The number of reported rapes in India has surged by 792 percent in the past four decades, making it the nation’s fastest-growing crime. To an extent, the statistics reflect greater reporting, but they also point to a substantive issue. In late 2012, the unspeakably brutal and fatal rape of a 23-year-old physiotherapy student on a charter bus in Delhi focused the world’s attention on what the headlines decried as “India’s rape problem.” The economist and Nobel laureate Amartya Sen recently pointed out that India has far fewer reported rapes per 100,000 people than several Western countries, including the United States. But there can be no denying that Indian society is profoundly patriarchal, with deeply etched attitudes about the inferior value of girls and women and their appropriate place in society.

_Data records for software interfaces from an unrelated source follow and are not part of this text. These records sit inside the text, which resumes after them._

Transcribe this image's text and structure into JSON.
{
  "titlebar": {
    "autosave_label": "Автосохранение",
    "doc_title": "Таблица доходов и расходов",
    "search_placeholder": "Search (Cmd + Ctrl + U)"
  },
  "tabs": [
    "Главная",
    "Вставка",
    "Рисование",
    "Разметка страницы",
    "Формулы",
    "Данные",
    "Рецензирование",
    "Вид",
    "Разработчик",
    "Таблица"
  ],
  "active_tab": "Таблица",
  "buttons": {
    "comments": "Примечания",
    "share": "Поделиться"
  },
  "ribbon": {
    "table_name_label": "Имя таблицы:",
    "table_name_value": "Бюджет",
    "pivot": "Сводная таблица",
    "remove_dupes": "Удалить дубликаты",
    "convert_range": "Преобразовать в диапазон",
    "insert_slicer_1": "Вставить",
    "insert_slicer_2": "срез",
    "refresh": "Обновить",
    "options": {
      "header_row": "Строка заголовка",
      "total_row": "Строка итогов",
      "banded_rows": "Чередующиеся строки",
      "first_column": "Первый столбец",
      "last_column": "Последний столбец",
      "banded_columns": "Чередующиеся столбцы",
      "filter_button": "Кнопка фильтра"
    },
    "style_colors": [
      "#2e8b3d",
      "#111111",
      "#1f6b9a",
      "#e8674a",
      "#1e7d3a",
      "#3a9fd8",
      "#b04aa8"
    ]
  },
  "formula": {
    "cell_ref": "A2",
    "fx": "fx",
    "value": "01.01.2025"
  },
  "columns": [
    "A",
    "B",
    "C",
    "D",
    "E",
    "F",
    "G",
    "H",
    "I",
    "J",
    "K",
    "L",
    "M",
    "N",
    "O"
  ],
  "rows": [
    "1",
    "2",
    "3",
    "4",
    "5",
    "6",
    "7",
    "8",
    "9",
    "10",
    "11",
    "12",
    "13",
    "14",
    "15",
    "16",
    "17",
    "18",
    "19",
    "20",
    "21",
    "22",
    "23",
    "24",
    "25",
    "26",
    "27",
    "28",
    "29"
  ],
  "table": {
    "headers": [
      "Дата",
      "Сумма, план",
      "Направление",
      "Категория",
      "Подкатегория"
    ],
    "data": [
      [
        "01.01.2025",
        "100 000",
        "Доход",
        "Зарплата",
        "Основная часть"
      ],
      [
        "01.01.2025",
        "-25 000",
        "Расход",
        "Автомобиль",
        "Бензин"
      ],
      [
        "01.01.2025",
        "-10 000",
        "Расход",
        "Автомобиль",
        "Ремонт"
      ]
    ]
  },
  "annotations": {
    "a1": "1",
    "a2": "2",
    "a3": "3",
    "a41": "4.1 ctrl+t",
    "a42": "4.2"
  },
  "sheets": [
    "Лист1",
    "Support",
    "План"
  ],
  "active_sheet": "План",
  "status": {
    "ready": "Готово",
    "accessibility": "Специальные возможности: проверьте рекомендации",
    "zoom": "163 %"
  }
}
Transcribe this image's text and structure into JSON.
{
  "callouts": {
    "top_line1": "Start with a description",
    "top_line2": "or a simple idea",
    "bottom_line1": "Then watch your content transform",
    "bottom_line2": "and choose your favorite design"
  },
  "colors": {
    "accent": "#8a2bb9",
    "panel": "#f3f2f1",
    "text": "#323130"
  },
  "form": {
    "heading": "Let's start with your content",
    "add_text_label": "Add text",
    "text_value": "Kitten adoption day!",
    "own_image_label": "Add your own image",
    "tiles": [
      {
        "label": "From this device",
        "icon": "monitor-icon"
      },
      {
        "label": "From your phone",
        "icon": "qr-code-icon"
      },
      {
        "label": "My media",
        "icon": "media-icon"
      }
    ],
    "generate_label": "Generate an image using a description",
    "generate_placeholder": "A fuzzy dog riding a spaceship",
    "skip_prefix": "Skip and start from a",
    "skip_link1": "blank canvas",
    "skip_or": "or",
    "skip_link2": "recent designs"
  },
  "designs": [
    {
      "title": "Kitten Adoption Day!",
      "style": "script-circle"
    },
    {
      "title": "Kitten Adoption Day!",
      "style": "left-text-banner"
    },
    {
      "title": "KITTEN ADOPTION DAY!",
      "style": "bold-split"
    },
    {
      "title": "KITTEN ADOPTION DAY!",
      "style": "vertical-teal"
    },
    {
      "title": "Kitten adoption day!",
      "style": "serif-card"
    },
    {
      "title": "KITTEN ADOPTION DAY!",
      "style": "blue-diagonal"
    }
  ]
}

The way women navigated the boundary between the home and the world was a question with great resonance and imaginative significance for India’s anti-colonial struggle during the first half of the twentieth century. (The title that Rabindranath Tagore gave his 1916 novel about a progressive landowner who nudges his reluctant wife out of purdah, only to be cuckolded, was The Home and the World—Ghare Baire in Bengali.) As India wrestles with what is frequently cast by parties across the political spectrum as a new foreign onslaught, through the influence of global capital and Western culture, the free movement of women between the private and public spheres continues to be central to the nation’s reckoning with itself. Does the growing visibility of women in public explain the increased sexual violence against them? Or, to the contrary, does their relative ongoing invisibility continue to make them vulnerable? Two and a half decades ago, just as India was opening itself up to free-market capitalism, Sen coined the phrase “missing women” to describe the acute gender imbalance rooted in bias against females that existed across much of Asia. But the term can be applied as much to the women missing from India’s streets as to those missing from its population.
Read more in the July 7-14 issue of The Nation.